## [ACTIVITY]
Every line of the material is to be duplicated precisely.
____________
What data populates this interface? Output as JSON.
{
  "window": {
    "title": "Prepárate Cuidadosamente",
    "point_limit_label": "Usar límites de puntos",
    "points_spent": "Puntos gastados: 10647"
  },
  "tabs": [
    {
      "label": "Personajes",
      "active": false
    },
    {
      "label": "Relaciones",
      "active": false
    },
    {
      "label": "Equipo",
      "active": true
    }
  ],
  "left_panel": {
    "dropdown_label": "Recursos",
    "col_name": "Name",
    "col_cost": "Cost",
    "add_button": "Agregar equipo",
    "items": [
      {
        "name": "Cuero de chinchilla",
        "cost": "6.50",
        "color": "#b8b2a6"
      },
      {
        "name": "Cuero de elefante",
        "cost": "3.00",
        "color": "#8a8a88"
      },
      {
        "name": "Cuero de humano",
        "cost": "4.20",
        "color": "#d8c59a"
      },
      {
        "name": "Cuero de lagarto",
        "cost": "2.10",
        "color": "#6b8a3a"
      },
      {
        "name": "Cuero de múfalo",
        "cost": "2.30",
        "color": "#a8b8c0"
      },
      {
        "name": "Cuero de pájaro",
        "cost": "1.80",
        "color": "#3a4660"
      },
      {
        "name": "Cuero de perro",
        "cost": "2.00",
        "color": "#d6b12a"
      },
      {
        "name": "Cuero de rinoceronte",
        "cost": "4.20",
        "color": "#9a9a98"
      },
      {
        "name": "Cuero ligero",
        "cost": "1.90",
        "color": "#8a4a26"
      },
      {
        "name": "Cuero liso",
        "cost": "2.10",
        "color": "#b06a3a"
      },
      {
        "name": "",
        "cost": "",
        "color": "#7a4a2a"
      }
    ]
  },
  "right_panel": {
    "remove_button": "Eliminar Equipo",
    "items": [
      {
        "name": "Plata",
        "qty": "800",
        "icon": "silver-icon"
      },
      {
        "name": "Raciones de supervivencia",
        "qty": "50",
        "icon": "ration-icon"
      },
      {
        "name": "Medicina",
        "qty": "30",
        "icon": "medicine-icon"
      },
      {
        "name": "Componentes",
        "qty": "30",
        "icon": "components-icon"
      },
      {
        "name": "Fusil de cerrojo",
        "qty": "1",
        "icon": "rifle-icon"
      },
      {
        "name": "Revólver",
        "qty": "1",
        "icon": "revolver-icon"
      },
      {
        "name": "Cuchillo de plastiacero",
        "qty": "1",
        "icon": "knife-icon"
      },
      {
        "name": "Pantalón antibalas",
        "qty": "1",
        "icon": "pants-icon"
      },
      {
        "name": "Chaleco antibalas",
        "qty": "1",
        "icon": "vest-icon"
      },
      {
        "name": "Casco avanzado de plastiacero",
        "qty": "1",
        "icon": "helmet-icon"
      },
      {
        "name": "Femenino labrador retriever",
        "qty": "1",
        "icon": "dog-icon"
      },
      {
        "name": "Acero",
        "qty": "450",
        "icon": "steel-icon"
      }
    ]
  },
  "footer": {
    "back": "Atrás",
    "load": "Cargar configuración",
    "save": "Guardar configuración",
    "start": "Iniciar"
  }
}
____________
## [YOUR RESPONSE]
What data populates this interface? Output as JSON.
{
  "window": {
    "title": "Prepárate Cuidadosamente",
    "point_limit_label": "Usar límites de puntos",
    "points_spent": "Puntos gastados: 10647"
  },
  "tabs": [
    {
      "label": "Personajes",
      "active": false
    },
    {
      "label": "Relaciones",
      "active": false
    },
    {
      "label": "Equipo",
      "active": true
    }
  ],
  "left_panel": {
    "dropdown_label": "Recursos",
    "col_name": "Name",
    "col_cost": "Cost",
    "add_button": "Agregar equipo",
    "items": [
      {
        "name": "Cuero de chinchilla",
        "cost": "6.50",
        "color": "#b8b2a6"
      },
      {
        "name": "Cuero de elefante",
        "cost": "3.00",
        "color": "#8a8a88"
      },
      {
        "name": "Cuero de humano",
        "cost": "4.20",
        "color": "#d8c59a"
      },
      {
        "name": "Cuero de lagarto",
        "cost": "2.10",
        "color": "#6b8a3a"
      },
      {
        "name": "Cuero de múfalo",
        "cost": "2.30",
        "color": "#a8b8c0"
      },
      {
        "name": "Cuero de pájaro",
        "cost": "1.80",
        "color": "#3a4660"
      },
      {
        "name": "Cuero de perro",
        "cost": "2.00",
        "color": "#d6b12a"
      },
      {
        "name": "Cuero de rinoceronte",
        "cost": "4.20",
        "color": "#9a9a98"
      },
      {
        "name": "Cuero ligero",
        "cost": "1.90",
        "color": "#8a4a26"
      },
      {
        "name": "Cuero liso",
        "cost": "2.10",
        "color": "#b06a3a"
      },
      {
        "name": "",
        "cost": "",
        "color": "#7a4a2a"
      }
    ]
  },
  "right_panel": {
    "remove_button": "Eliminar Equipo",
    "items": [
      {
        "name": "Plata",
        "qty": "800",
        "icon": "silver-icon"
      },
      {
        "name": "Raciones de supervivencia",
        "qty": "50",
        "icon": "ration-icon"
      },
      {
        "name": "Medicina",
        "qty": "30",
        "icon": "medicine-icon"
      },
      {
        "name": "Componentes",
        "qty": "30",
        "icon": "components-icon"
      },
      {
        "name": "Fusil de cerrojo",
        "qty": "1",
        "icon": "rifle-icon"
      },
      {
        "name": "Revólver",
        "qty": "1",
        "icon": "revolver-icon"
      },
      {
        "name": "Cuchillo de plastiacero",
        "qty": "1",
        "icon": "knife-icon"
      },
      {
        "name": "Pantalón antibalas",
        "qty": "1",
        "icon": "pants-icon"
      },
      {
        "name": "Chaleco antibalas",
        "qty": "1",
        "icon": "vest-icon"
      },
      {
        "name": "Casco avanzado de plastiacero",
        "qty": "1",
        "icon": "helmet-icon"
      },
      {
        "name": "Femenino labrador retriever",
        "qty": "1",
        "icon": "dog-icon"
      },
      {
        "name": "Acero",
        "qty": "450",
        "icon": "steel-icon"
      }
    ]
  },
  "footer": {
    "back": "Atrás",
    "load": "Cargar configuración",
    "save": "Guardar configuración",
    "start": "Iniciar"
  }
}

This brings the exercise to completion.